By Jeffrey Goldberg

Andrew is upset with Ben Smith for quoting a large handful of Likud officials in an article  detailing Israeli (and, to a lesser extent) Palestinian frustration with President Obama. Smith's piece argues that the peace process has so far failed: "Instead of becoming a heady triumph of his diplomatic skill and special insight," Smith wrote, "Obama's peace process is viewed almost universally in Israel as a mistake-riddled fantasy. And far from becoming the transcendent figure in a centuries-old drama, Obama has become just another frustrated player on a hardened Mideast landscape."

Andrew suggests that Smith's view is skewed because he quotes mainly Likudniks. Shmuel Rosner provides a taxonomy of Smith's story, which shows that Smith quotes:

2 unnamed officials (maybe it's the same one, it's not clear). Party: Unknown.
5 people you might be able to count as "Likudniks" - even though not all of them are members of the party (Aid to Netanyahu, Kuperwasser, Begin, Dermer, Gold).
3 people associated with the Kadima Party - the opposition to Likud.
2 Palestinians (not one as Sullivan claims).
1 Michael Herzog - party unknown. He worked for Labor's Barak, his brother is Minister from the Labor Party, but he also advises Netanyahu. I can't speak for him, but am quite sure he'd be surprised to be considered a Likudnik.
1 "Veteran" of past negotiations. Party: unknown. It can be anyone. It can be the hawk Gold, or it can be the dove Yossi Beilin.
1 Rosner.

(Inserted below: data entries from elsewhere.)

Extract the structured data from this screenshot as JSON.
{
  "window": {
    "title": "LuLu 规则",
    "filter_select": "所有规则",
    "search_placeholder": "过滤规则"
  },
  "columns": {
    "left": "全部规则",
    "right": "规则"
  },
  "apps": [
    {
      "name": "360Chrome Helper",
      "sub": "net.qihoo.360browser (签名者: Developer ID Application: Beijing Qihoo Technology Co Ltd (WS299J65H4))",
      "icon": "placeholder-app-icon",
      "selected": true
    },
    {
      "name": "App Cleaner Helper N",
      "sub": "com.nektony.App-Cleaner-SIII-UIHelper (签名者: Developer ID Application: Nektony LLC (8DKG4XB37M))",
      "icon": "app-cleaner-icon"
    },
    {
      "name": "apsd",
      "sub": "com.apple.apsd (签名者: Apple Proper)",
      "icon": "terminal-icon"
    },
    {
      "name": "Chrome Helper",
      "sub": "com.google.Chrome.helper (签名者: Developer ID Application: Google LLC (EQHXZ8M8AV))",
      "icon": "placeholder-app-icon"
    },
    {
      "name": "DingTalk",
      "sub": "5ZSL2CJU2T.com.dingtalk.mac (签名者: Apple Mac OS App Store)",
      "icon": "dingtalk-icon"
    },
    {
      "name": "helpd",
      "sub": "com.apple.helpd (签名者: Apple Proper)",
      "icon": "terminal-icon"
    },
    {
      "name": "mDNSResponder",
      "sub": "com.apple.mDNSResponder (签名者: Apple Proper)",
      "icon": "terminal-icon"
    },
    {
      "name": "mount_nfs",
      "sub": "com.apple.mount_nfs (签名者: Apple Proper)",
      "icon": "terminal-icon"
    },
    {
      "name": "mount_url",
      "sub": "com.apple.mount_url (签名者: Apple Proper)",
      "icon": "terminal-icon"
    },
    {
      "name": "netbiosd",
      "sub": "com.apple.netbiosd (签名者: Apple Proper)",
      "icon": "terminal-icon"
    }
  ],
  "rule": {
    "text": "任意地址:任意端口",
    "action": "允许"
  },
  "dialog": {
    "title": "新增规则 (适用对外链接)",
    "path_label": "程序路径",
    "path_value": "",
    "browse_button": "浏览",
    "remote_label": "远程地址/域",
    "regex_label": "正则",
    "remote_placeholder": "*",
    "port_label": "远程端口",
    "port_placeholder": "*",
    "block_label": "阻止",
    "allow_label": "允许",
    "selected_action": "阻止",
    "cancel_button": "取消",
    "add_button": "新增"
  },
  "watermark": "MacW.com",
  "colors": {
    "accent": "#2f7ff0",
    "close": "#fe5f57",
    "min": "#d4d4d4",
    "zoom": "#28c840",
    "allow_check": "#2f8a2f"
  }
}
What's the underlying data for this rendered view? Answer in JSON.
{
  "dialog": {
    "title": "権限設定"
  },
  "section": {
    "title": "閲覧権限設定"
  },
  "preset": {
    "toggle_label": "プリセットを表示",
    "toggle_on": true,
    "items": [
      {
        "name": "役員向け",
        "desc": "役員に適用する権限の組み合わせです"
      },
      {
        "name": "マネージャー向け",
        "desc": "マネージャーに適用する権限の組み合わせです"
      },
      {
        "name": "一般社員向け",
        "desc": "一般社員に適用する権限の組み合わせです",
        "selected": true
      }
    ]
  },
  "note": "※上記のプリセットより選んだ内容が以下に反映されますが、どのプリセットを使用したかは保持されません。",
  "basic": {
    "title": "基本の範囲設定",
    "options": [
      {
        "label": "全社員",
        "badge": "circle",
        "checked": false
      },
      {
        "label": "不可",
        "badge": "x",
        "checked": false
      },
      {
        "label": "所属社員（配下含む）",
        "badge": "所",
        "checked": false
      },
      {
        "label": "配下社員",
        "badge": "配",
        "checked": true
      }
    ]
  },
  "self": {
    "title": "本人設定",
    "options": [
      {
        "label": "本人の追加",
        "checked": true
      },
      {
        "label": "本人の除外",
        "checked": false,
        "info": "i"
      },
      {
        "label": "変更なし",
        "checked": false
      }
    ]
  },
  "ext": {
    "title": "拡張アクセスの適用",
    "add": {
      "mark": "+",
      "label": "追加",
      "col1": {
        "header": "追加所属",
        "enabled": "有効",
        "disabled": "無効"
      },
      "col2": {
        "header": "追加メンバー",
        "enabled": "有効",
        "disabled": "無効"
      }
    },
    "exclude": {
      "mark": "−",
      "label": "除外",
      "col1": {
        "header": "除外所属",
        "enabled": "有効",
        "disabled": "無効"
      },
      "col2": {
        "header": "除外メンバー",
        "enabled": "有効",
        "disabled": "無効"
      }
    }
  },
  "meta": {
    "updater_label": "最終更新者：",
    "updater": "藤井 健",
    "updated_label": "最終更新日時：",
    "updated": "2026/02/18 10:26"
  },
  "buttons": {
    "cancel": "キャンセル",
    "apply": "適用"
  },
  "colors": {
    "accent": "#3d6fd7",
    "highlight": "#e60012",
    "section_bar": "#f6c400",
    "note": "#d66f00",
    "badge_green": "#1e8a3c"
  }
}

Even if Ben Smith quoted only Likudniks for his piece about the way in which Israelis, and their government, view President Obama, this doesn't strike me as an enormous problem. If Ben were writing about the Hamas understanding of President Obama, I assume he would quote mainly Hamas officials. His story was meant to explain the way Israel's rulers see Obama and the peace process. He did a good job (though I do think that the prime minister has grown to have a more nuanced view of Obama than he had previously -- and vice versa). Ben didn't endorse the views, or condemn them. All he did was report them. Reporting them, or not reporting them, doesn't change the underlying reality. I wish the Obama Administration had been smarter in its approach to Middle East negotiations; I wish the Israelis had taken serious steps to reverse the settlement process; and I wish that Hamas would go away; and I wish that the Palestinian Authority didn't argue that the Jews have no connection to the Western Wall (talk about unhelpful!). But reality is reality, and it should be covered. Ben Smith was simply covering one aspect of this reality.

This article available online at:

http://www.theatlantic.com/national/archive/2010/11/how-many-likudniks-are-you-allowed-to-quote-in-an-article/66932/